As you can see, the problem is not Jesus or the Spirit, but the very notion of relating them via the concept of centricity. Simply put, centricity implies a kind of theological dart-board where the higher value targets exist in the centre, the further you go out to the periphery the less value the target truths have. Placing perceived important truths in the centre then gives them greater value than those outside the ‘bulls-eye’, which necessarily become lesser. I then practically enables the thinker to play them off against each other–one ‘must’ be more important than the other. Which, as we have shown by comparing Jesus and the Spirit, can result in a logical contradiction.
Whilst I applaud the noble intent of those seeking to exalt Christ, as should be the goal of every Christian, to simply cite this or any other truth as being central (unless the subject matter is geometrical)–although it may appear to be a quick and convenient way of emphasizing the importance of this theological truth– is nevertheless a rather simplistic, inaccurate, unhelpful and potentially destructive way ( if misunderstood) of expressing truths that are vital to the understanding and practise of the Christian faith.
How then, could we stress the importance of key truths, such as the exalted value of the person and work of Jesus Christ mentioned, in a simple yet less-conflicting way? Well, what is wrong with Christ-honoring, Christ-glorifying, Christ-oriented etc. Indeed, why can’t we speak in a less exclusive manner of : the primacy of Christ, the indispensable value of Christ, or even the supremacy of Christ; terms which make provision for a more inclusive formulation.
I think, in making our theological explications, especially toward immature Christians who are not used to carefully thinking carefully, we who are teachers must strive for simplicity as well as theological precision, even if it requires more work to do so; and not lazily draw on ready- to- hand logical constructs, such as the geometrical notion of ‘centricity’, which is predisposed to contradiction or conflict with other high-value doctrines–sooner or later.

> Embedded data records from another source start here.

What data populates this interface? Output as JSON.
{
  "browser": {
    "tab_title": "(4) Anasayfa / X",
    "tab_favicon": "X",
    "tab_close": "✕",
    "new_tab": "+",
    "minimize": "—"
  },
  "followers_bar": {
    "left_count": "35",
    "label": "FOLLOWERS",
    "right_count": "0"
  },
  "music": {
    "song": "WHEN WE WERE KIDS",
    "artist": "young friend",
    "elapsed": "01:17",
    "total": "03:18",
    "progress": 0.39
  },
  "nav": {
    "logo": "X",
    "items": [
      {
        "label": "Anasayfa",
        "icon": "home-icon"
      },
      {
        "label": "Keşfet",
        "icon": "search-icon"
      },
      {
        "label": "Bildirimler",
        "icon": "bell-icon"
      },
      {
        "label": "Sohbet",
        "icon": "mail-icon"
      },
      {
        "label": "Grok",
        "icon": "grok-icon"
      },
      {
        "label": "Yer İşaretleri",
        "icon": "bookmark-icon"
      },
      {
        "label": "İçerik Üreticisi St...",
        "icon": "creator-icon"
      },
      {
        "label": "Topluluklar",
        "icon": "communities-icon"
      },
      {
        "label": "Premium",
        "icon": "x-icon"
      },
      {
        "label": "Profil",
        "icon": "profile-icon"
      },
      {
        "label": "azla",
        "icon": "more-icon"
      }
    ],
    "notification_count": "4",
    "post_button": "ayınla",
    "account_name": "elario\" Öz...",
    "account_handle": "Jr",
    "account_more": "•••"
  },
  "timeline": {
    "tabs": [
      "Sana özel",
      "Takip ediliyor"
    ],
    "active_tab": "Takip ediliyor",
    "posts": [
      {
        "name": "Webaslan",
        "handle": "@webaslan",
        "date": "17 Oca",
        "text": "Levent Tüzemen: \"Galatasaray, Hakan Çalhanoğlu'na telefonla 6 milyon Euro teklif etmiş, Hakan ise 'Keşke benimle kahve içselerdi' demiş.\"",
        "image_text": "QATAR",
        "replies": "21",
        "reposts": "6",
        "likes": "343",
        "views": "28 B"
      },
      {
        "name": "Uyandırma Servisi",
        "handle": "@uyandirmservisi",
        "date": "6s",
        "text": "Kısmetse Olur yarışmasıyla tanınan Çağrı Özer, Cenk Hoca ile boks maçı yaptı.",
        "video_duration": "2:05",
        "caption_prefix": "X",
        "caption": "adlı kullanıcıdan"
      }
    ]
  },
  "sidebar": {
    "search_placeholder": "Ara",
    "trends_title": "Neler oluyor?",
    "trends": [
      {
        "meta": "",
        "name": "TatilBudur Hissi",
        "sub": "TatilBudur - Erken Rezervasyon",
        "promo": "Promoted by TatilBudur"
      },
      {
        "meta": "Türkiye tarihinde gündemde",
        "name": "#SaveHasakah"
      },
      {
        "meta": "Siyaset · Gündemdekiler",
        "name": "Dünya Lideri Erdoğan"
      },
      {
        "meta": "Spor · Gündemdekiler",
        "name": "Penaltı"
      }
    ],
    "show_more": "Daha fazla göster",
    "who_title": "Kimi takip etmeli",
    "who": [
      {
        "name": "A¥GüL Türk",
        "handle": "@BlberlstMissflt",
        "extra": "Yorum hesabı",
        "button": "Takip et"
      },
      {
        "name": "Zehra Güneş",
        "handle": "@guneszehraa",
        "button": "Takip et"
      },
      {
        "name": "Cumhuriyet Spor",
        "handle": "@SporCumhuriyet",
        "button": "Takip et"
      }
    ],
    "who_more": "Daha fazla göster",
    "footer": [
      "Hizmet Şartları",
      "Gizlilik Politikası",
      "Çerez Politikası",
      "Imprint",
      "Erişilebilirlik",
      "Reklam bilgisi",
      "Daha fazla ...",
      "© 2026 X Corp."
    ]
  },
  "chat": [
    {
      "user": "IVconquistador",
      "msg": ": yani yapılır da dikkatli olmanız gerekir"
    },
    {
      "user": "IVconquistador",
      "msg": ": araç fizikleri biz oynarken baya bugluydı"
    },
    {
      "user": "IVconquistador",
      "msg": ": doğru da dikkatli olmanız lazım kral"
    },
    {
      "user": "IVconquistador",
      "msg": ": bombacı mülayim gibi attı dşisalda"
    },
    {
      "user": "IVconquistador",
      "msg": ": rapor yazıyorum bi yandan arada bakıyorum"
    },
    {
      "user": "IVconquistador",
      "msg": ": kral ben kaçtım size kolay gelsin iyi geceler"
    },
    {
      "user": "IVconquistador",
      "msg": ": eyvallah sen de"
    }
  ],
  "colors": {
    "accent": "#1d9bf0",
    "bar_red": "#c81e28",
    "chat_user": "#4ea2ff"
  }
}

So it seems, that not only what we think is important, but, how we think, what we think! For not only the matter of our thinking, but equally the manner of our thinking, will determine what we believe, how we actually live, and ultimately the nature of our relationship with God.